sovereignty in the Arctic and the Northwest Passage?  At
least among the leaders of the major parties, these issues
have not come up so far in the campaigns, although they seize
much public attention in normal times.  Even in Ontario and
Quebec, with their long and important borders with the U.S.,
the leadership candidates apparently so far have not ventured
to make promises to woo voters who might be disgruntled with
U.S. policies and practices.  However, these may still emerge
as more salient issues at the riding level as individual
candidates press the flesh door to door, and may also then
percolate up to the leadership formal debates on October 1
and 2.

7.  (C)  Why the U.S. relationship appears off the table, at
least so far, is probably be due to several key factors.  An
almost inherent Canadian inferiority complex may disincline
Canadian political leaders from making this election about
the U.S. (unlike in the 1988 free trade campaigns) instead of
sticking to domestic topics of bread-and-butter interest to
voters.  The leaders may also recognize that bilateral
relations are simply too important -- and successful -- to
turn into political campaign fodder that could backfire.
They may also be viewing the poll numbers in the U.S. and
recognizing that the results are too close to call.  Had the
Canadian campaign taken place after the U.S. election, the
Conservatives might have been tempted to claim they could
work more effectively with a President McCain, or the
Liberals with a President Obama.  Even this could be a risky
strategy, as perceptions of being too close to the U.S.
leader are often distasteful to Canadian voters; one
recurrent jibe about PM Harper is that he is a "clone of
George W. Bush."  Ultimately, the U.S. is like the proverbial
900 pound gorilla in the midst of the Canadian federal
election:  overwhelming but too potentially menacing to
acknowledge.

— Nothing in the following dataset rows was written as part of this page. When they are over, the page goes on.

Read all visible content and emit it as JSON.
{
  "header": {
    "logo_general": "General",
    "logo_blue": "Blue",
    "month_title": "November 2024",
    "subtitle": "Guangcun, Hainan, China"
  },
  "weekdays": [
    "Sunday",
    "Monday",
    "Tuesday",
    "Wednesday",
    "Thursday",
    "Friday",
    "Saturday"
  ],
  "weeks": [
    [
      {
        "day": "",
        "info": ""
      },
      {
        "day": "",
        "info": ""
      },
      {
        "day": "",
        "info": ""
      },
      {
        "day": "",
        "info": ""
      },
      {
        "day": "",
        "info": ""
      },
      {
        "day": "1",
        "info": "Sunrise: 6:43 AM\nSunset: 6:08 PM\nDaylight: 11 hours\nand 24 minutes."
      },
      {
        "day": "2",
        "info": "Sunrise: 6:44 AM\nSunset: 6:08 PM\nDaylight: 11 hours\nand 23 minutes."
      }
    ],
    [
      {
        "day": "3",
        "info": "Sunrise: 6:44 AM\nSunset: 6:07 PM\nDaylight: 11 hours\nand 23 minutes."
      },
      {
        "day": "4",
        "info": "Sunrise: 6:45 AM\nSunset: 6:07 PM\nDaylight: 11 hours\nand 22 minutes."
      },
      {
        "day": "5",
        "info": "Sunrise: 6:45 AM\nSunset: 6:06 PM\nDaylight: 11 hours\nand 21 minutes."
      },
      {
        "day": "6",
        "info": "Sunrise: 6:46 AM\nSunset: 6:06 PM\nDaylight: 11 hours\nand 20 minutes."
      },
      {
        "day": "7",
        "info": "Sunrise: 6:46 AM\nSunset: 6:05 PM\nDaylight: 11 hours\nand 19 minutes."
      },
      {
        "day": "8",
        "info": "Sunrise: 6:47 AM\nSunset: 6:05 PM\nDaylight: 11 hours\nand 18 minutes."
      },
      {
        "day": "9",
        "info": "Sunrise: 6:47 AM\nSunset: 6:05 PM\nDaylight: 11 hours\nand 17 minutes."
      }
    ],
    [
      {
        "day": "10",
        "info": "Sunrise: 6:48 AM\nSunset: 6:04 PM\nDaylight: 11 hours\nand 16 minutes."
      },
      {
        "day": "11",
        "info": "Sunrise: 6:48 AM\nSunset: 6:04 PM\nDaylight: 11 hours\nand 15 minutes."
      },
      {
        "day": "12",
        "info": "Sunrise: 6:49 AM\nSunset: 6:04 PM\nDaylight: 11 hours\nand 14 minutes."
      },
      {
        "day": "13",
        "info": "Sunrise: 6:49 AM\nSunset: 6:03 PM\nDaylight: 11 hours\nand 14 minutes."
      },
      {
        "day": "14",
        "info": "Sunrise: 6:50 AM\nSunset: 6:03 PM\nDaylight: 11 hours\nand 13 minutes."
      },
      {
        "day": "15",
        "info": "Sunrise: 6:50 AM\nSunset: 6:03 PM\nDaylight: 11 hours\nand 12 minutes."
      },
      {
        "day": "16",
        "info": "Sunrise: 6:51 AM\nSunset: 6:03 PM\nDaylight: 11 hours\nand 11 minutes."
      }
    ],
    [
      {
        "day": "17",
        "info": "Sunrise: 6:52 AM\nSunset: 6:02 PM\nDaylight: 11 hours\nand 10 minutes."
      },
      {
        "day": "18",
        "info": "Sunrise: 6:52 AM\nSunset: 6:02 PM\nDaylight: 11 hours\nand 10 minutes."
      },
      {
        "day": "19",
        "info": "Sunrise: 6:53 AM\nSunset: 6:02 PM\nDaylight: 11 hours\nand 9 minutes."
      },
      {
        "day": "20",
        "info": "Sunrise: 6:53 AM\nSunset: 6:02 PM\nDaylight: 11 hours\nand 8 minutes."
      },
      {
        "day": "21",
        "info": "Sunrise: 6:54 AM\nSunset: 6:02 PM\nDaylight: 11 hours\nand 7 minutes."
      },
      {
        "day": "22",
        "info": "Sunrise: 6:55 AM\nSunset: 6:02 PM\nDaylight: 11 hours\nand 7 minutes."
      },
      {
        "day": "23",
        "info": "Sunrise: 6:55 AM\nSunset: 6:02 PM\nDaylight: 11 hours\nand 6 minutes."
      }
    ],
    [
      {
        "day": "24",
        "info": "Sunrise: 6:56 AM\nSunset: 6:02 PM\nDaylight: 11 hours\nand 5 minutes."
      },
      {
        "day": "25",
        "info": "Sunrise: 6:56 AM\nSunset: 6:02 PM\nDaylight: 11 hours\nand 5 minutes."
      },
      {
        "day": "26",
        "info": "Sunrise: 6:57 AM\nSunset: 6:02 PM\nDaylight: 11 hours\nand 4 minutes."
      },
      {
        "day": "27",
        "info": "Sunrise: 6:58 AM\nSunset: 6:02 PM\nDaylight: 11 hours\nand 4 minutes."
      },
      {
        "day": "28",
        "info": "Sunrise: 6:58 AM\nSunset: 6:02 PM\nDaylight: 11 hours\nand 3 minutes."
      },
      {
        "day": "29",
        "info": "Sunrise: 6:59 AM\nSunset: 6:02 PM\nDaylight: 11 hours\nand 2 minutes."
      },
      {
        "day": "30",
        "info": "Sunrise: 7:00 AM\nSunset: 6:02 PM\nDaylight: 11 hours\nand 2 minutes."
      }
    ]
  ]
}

Visit Canada,s Economy and Environment Forum at
http://www.intelink.gov/communities/state/can ada

WILKINS